One the principle is established, it’s not clear where one draws the line. Is it formal announcement? Mere hinting that one might run? Refusal to categorically deny running if asked a direct question? Rumors that one might run? For that matter, why not make the policy retroactive? Trump’s already famous, largely because of all his television appearances over the last twenty-five years or so. Shouldn’t all the other candidates be given catch-up time?

Also, you know who I’ve suddenly seeing on TV a lot? Anthony Weiner.

FILED UNDER: Campaign 2012, Popular Culture, US Politics,
James Joyner
About James Joyner
James Joyner is Professor and Department Head of Security Studies at Marine Corps University's Command and Staff College and a nonresident senior fellow at the Scowcroft Center for Strategy and Security at the Atlantic Council. He's a former Army officer and Desert Storm vet. Views expressed here are his own. Follow James on Twitter @DrJJoyner.

Comments

  1. steve says:
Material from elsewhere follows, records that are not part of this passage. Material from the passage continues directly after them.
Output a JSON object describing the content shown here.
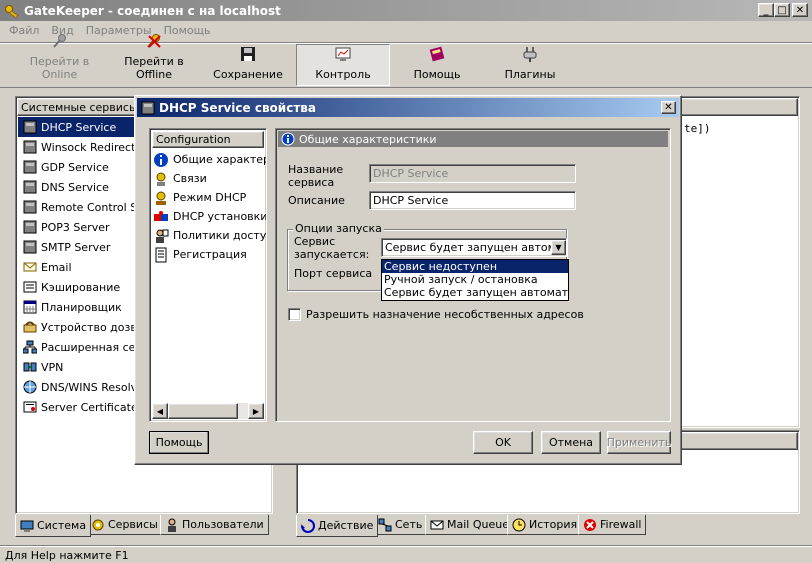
{
  "app": {
    "title": "GateKeeper - соединен с на localhost"
  },
  "menu": [
    "Файл",
    "Вид",
    "Параметры",
    "Помощь"
  ],
  "toolbar": [
    {
      "label": "Перейти в Online",
      "icon": "key-icon",
      "disabled": true
    },
    {
      "label": "Перейти в Offline",
      "icon": "key-offline-icon"
    },
    {
      "label": "Сохранение",
      "icon": "floppy-disk-icon"
    },
    {
      "label": "Контроль",
      "icon": "monitor-chart-icon",
      "pressed": true
    },
    {
      "label": "Помощь",
      "icon": "help-book-icon"
    },
    {
      "label": "Плагины",
      "icon": "plug-icon"
    }
  ],
  "left_panel": {
    "header": "Системные сервисы",
    "items": [
      {
        "label": "DHCP Service",
        "icon": "server-icon",
        "selected": true
      },
      {
        "label": "Winsock Redirector",
        "icon": "server-icon"
      },
      {
        "label": "GDP Service",
        "icon": "server-icon"
      },
      {
        "label": "DNS Service",
        "icon": "server-icon"
      },
      {
        "label": "Remote Control Service",
        "icon": "server-icon"
      },
      {
        "label": "POP3 Server",
        "icon": "server-icon"
      },
      {
        "label": "SMTP Server",
        "icon": "server-icon"
      },
      {
        "label": "Email",
        "icon": "envelope-icon"
      },
      {
        "label": "Кэширование",
        "icon": "cache-icon"
      },
      {
        "label": "Планировщик",
        "icon": "calendar-icon"
      },
      {
        "label": "Устройство дозвона",
        "icon": "dialer-icon"
      },
      {
        "label": "Расширенная сеть",
        "icon": "network-icon"
      },
      {
        "label": "VPN",
        "icon": "vpn-icon"
      },
      {
        "label": "DNS/WINS Resolver",
        "icon": "resolver-icon"
      },
      {
        "label": "Server Certificates",
        "icon": "certificate-icon"
      }
    ],
    "tabs": [
      "Система",
      "Сервисы",
      "Пользователи"
    ]
  },
  "right_panel": {
    "text_fragment": "te])",
    "tabs": [
      "Действие",
      "Сеть",
      "Mail Queue",
      "История",
      "Firewall"
    ]
  },
  "status_bar": "Для Help нажмите F1",
  "dialog": {
    "title": "DHCP Service свойства",
    "nav_header": "Configuration",
    "nav_items": [
      {
        "label": "Общие характеристики",
        "icon": "info-icon"
      },
      {
        "label": "Связи",
        "icon": "links-icon"
      },
      {
        "label": "Режим DHCP",
        "icon": "dhcp-mode-icon"
      },
      {
        "label": "DHCP установки",
        "icon": "puzzle-icon"
      },
      {
        "label": "Политики доступа",
        "icon": "policy-user-icon"
      },
      {
        "label": "Регистрация",
        "icon": "document-icon"
      }
    ],
    "section_title": "Общие характеристики",
    "name_label": "Название сервиса",
    "name_value": "DHCP Service",
    "desc_label": "Описание",
    "desc_value": "DHCP Service",
    "group_label": "Опции запуска",
    "start_label": "Сервис запускается:",
    "start_value": "Сервис будет запущен автомати",
    "start_options": [
      "Сервис недоступен",
      "Ручной запуск / остановка",
      "Сервис будет запущен автоматичес"
    ],
    "port_label": "Порт сервиса",
    "checkbox_label": "Разрешить назначение несобственных адресов",
    "checkbox_checked": false,
    "help_button": "Помощь",
    "ok_button": "OK",
    "cancel_button": "Отмена",
    "apply_button": "Применить"
  }
}
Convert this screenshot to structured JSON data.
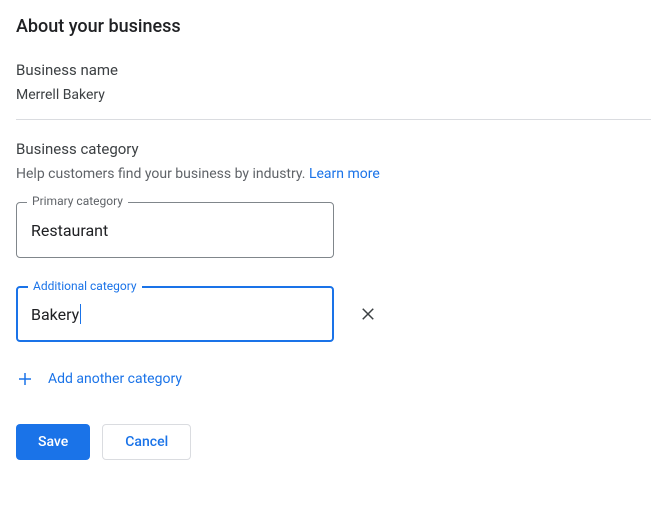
{
  "page": {
    "title": "About your business"
  },
  "businessName": {
    "label": "Business name",
    "value": "Merrell Bakery"
  },
  "businessCategory": {
    "label": "Business category",
    "helpText": "Help customers find your business by industry. ",
    "learnMore": "Learn more"
  },
  "primaryCategory": {
    "label": "Primary category",
    "value": "Restaurant"
  },
  "additionalCategory": {
    "label": "Additional category",
    "value": "Bakery"
  },
  "addAnother": {
    "label": "Add another category"
  },
  "buttons": {
    "save": "Save",
    "cancel": "Cancel"
  }
}
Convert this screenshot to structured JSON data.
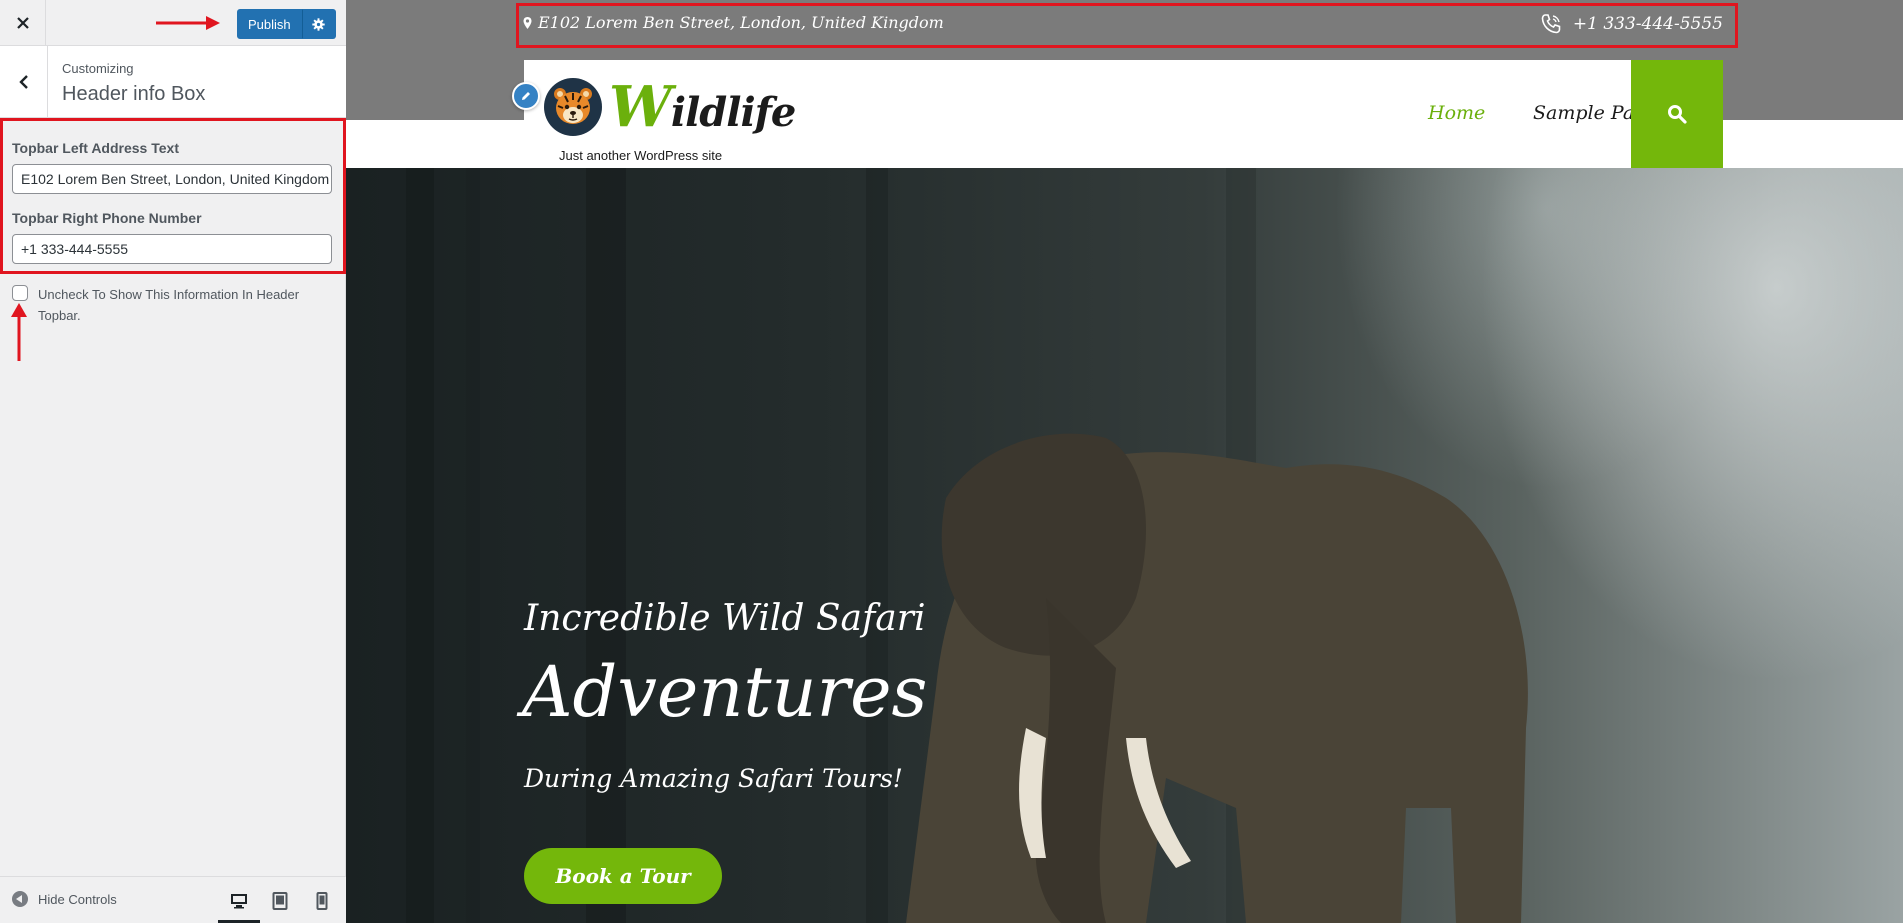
{
  "sidebar": {
    "publish_label": "Publish",
    "action_label": "Customizing",
    "section_title": "Header info Box",
    "controls": {
      "address_label": "Topbar Left Address Text",
      "address_value": "E102 Lorem Ben Street, London, United Kingdom",
      "phone_label": "Topbar Right Phone Number",
      "phone_value": "+1 333-444-5555",
      "checkbox_label": "Uncheck To Show This Information In Header Topbar.",
      "checkbox_checked": false
    },
    "footer": {
      "hide_controls_label": "Hide Controls",
      "devices": [
        "desktop-icon",
        "tablet-icon",
        "mobile-icon"
      ]
    }
  },
  "preview": {
    "topbar": {
      "address": "E102 Lorem Ben Street, London, United Kingdom",
      "phone": "+1 333-444-5555"
    },
    "site": {
      "title_first_letter": "W",
      "title_rest": "ildlife",
      "tagline": "Just another WordPress site"
    },
    "nav": {
      "items": [
        "Home",
        "Sample Page"
      ],
      "active": "Home"
    },
    "hero": {
      "line1": "Incredible Wild Safari",
      "line2": "Adventures",
      "line3": "During Amazing Safari Tours!",
      "cta": "Book a Tour"
    }
  },
  "colors": {
    "wp_primary": "#2271b1",
    "brand_green": "#74b70b",
    "annotation_red": "#e0151f",
    "topbar_gray": "#7b7b7b"
  }
}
    Let him stay on. Let the opposition have access to old shows so they can run a “best of” show.

  2. Insert name here says:

    Phillip K. Dick was right… The “News Clown” has come to rule the airwaves.

  3. john personna says:

    It doesn’t matter. He is what he is. If he wins (if we are such an f’d up country that we deserve him), then that’s the story.

  4. TG Chicago says:

    The Fox News case is somewhat different. Having people who are obviously candidates for the Republican nomination on air as “analysts” would not only hurt their reputation…

    Thanks for the laugh. It’s sad to see OTB’s continuing decline, though.

  5. James Joyner says:

    @TG Chicago: Having analysts who are conservatives–or even a bit wacky–doesn’t hurt their reputation, since their reputation is as a conservative alternative network. You probably have some idea what Charles Krauthammer or Bill Kristol are going to say before they say it–but you’re getting their opinion.

    But even staunch Republicans would be mad if you had Gingrich on “analyzing” his primary opponents in the guise of being an objective analyst.

  6. michael reynolds says:

    Fire Trump. Keep his hair.

  7. FredW says:

    I don’t think the issue is the “Fairness Doctrine” but the “Equal Time” rule. The other Republican candidates could demand an equal amount of airtime. I don’t think this is so much an issue for cable networks but it is for broadcast (TV and radio).